"Random graphs with clustering and arbitrary degree distribution"
Random graphs may be suitable models of real networks, such as social networks, the Internet, and epidemiological networks of susceptible and infectious individuals. Random graphs may be used as null hypotheses to test conjectures about network structure, and sometimes it is essential to use random graphs as a model of a real network when it is impossible to sample an entire network. Recent work has shown that real networks have statistical properties which differ from pure-random graphs, most prominently in their degree distribution and their clustering coefficient (a measure of triadic closure). Random graph models have been devised to mimic both specified degree distributions (Barabasi model) and clustering levels (Watts-Strogatz model), but so far no algorithm has been devised to generate random graphs with both specified degree distributions and clustering levels.
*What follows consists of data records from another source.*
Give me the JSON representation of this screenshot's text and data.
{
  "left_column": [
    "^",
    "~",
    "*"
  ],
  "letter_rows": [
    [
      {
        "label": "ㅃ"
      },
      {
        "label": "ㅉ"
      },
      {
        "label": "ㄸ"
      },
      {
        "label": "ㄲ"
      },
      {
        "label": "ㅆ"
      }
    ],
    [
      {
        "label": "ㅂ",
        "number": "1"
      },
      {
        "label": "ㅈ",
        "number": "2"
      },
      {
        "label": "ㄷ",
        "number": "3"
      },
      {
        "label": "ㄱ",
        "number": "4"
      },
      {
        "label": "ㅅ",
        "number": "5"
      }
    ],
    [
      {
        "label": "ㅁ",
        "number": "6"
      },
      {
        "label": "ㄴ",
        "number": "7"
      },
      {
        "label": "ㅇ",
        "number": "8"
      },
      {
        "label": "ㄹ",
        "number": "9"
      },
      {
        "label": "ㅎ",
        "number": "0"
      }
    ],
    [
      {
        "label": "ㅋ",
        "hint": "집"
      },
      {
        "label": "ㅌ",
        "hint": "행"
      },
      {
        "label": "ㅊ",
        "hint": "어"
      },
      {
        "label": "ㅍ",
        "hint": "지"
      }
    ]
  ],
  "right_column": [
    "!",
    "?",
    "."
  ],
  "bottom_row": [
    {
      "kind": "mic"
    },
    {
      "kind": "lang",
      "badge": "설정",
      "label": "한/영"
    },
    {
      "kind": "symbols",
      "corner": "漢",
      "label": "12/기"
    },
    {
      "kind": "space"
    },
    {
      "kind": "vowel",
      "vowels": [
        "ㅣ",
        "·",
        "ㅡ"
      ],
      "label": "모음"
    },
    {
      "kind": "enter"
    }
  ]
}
We here propose such an algorithm, and use it to illustrate the vulnerability of networks to diffusion processes.